He was educated at St Bartholomew's Hospital, where he was House Surgeon. After taking the Fellowship he went to China as a medical missionary of the London Missionary Society. He established a medical mission in Chungking, and after some years of pioneer work there was moved to Wuchang. Here he carried on the medical work till the time of the Boxer Rising, when he was invalided home. In 1905 he received the appointment of Medical Superintendent of the Chinese Hospital, Shantung Road, Shanghai, and held this post for the rest of his life. Originally this was a mission hospital, but, under the control of local committees, in 1905 the hospital was in straits from lack of a qualified staff. Under Davenport's superintendence it rose to a high standard of efficiency, many thousands of poor Chinese being treated yearly in the wards and out-patient departments, and many doctors and nurses being trained. The hospital was founded in 1846 by Dr William Lockhart and is under the London Missionary Society, from whose missionaries its staff is derived. In 1925, owing to local disturbances, the hospital went through a revolutionary period, many of the Chinese staff and patients deserting. Davenport's report for 1925 gives an interesting account of the work done during this troublous crisis, and contains also curious details, furnished by Dr Agnes Towers, of 'women opium suicides'. During 1926 the hospital, which with the help of Davenport and others had continued to hold its own against all odds, received a vast accession of fortune under the terms of the will of Henry Lester, merchant, and an old resident in Shanghai. This magnificent gift was in the form of £350,000 in money and land. With these funds it was proposed to reconstruct the hospital on modern lines, to build a convalescent home, and to form an endowment fund. Davenport's retirement had been planned to take effect in 1927, but he was now urged to stay in China to help and advise in the rebuilding of the hospital and the founding of its medical school. He was therefore fain to stay and take up administrative duties so heavy that he had with regret to give up much of his surgical work. Doubtless he overstrained his capacities, for he died quite suddenly in the midst of his labours on Sept 4th, 1926.

He had no wish for personal advancement or distinction, but as a President of the China Medical Missionary Association and the recipient of a decoration from the Chinese Government, he was shown some formal recognition. Davenport's life was given up entirely to the forwarding of his work; his keenness, upright character, and kindliness endeared him to the many of all nationalities with whom he was brought into contact. The chaotic state of the China he loved, and the events of the few years prior to September, 1926, were causes of much anxiety and grief to him, but his efforts to improve the conditions of medical work in that country were maintained to the end.

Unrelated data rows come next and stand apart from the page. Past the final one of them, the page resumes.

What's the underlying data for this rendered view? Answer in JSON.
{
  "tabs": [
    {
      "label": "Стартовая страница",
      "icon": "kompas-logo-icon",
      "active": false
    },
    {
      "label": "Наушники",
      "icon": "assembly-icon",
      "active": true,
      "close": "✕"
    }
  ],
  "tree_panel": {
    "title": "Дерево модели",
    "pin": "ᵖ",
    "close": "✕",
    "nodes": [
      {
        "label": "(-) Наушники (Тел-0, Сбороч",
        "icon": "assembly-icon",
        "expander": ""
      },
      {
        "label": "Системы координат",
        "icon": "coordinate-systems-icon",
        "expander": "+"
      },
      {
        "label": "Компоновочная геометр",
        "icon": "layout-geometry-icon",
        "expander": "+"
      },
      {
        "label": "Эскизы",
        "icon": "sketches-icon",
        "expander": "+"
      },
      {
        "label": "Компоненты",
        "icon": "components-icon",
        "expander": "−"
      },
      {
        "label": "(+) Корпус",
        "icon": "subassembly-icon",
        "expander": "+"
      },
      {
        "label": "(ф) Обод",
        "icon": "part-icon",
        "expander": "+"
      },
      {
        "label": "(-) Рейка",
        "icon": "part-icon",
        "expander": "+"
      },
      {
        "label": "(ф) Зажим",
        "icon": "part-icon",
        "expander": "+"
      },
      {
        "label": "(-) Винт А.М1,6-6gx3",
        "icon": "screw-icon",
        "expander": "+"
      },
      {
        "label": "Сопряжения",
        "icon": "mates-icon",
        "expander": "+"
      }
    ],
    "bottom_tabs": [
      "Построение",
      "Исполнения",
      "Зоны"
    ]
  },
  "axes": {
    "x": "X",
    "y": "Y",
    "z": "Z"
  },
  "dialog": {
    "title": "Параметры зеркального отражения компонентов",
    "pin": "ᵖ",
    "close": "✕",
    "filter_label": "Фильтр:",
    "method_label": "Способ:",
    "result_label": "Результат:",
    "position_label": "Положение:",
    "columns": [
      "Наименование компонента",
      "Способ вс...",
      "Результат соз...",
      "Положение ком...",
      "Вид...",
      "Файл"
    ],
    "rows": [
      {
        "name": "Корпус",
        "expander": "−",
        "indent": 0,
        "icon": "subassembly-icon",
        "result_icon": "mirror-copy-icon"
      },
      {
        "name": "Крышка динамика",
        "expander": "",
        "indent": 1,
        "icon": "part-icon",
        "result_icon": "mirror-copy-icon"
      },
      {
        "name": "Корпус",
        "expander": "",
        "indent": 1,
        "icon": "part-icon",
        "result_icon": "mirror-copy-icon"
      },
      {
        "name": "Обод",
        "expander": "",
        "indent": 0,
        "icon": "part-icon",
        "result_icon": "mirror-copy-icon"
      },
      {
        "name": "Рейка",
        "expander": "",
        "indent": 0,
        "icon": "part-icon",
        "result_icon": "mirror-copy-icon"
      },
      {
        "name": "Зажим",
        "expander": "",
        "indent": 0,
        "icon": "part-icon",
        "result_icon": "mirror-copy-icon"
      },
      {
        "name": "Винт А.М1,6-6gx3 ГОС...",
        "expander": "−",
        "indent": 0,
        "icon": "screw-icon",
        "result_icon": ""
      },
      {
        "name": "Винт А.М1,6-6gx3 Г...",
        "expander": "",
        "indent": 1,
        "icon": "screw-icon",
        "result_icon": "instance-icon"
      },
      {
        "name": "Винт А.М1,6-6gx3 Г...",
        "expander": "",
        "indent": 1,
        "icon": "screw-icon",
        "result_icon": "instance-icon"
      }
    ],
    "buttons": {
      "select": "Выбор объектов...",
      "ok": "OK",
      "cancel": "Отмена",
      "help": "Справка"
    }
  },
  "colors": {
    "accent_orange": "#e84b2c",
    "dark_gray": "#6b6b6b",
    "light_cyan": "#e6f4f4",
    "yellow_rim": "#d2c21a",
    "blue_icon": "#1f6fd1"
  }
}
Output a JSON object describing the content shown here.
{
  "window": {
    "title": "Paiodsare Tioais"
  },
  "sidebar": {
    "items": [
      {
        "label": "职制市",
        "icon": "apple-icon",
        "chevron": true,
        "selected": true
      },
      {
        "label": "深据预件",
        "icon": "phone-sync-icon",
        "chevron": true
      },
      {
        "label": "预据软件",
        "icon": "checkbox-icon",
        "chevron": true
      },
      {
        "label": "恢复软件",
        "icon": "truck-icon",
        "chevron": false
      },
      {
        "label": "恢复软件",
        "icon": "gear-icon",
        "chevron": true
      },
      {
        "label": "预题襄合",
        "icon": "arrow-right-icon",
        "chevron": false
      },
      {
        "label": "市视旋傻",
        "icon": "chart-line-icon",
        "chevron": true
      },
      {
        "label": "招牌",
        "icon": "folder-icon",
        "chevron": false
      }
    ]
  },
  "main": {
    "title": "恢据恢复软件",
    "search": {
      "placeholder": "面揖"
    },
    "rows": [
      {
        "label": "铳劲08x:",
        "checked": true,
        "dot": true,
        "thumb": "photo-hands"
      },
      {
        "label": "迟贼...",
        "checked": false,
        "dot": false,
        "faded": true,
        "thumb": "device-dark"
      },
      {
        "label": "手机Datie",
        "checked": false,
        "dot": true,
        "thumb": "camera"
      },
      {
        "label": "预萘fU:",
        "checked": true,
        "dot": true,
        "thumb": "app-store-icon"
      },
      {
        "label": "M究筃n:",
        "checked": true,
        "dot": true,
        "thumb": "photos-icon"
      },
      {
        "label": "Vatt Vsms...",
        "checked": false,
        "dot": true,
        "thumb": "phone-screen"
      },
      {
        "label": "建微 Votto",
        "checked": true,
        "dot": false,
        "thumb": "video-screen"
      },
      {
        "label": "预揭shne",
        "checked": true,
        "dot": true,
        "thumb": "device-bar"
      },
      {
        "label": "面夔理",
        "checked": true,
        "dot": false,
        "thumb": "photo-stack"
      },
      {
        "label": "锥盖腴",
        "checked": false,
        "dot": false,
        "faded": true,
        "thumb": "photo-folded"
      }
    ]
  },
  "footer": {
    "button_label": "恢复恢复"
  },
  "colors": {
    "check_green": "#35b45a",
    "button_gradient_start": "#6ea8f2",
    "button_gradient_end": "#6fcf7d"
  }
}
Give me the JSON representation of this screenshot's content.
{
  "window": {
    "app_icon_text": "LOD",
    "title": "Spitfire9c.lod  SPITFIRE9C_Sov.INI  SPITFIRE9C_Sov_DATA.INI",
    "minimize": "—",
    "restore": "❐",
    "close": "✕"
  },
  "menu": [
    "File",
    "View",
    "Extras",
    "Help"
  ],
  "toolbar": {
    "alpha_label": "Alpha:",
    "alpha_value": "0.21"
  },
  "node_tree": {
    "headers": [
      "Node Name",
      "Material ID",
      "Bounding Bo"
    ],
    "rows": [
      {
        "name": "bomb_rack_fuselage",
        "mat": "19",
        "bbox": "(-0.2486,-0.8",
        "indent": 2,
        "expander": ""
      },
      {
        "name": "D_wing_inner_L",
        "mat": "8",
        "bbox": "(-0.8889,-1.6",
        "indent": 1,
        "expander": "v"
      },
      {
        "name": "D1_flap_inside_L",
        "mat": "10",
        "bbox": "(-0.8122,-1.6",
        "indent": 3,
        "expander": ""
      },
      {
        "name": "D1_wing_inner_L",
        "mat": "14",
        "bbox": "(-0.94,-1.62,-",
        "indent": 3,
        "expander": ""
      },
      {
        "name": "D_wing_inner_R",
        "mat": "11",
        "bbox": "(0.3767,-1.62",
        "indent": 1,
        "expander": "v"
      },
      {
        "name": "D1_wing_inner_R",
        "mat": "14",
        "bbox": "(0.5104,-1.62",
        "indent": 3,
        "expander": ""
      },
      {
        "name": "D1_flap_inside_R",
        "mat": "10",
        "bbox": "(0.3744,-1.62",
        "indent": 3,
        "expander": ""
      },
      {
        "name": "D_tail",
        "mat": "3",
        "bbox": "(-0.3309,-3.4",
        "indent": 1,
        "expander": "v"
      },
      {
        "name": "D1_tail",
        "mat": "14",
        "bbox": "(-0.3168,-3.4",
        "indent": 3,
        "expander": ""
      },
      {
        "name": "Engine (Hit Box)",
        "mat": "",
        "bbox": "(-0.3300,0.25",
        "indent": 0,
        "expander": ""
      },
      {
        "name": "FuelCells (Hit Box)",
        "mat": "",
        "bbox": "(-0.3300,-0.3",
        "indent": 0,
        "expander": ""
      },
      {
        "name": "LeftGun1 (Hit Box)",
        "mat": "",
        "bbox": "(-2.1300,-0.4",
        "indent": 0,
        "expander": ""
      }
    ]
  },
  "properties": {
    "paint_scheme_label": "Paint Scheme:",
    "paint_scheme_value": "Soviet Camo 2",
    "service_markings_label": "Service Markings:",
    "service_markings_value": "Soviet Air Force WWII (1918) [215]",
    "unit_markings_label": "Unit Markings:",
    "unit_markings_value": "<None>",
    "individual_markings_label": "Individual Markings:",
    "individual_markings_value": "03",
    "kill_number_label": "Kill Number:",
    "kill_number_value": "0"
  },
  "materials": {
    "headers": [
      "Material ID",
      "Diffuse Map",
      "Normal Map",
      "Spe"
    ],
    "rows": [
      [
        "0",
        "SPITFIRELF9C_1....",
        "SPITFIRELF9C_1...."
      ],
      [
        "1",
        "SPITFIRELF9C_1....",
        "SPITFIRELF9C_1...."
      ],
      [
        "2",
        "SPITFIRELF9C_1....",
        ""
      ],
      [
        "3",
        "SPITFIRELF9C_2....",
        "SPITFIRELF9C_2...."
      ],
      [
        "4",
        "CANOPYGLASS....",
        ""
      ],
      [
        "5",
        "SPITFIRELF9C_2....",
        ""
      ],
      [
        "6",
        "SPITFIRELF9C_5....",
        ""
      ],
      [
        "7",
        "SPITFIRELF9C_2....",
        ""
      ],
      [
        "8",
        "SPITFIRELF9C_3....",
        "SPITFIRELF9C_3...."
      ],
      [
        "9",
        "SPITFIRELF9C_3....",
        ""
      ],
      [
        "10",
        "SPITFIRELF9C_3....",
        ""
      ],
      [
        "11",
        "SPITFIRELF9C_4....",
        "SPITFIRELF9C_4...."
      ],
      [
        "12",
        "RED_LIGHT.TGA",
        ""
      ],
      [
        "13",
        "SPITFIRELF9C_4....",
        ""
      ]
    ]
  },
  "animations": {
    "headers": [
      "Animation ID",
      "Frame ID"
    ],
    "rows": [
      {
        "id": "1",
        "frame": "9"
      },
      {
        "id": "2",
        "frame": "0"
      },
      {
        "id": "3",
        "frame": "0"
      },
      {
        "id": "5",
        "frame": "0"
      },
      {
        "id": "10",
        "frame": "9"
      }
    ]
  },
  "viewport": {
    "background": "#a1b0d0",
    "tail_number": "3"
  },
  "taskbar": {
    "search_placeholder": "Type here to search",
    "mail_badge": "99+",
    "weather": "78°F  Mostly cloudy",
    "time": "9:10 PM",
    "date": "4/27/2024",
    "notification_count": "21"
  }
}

In 1890 he married Miss A Miles, at one time 'Sister Martha' of St Bartholomew's Hospital. She was one of the first fully trained British nurses to go to China, and was from the beginning one of her husband's chief helpers. The children of the marriage were two daughters and a son, Robert Cecil Davenport, FRCS, ophthalmic surgeon.

The Royal College of Surgeons of England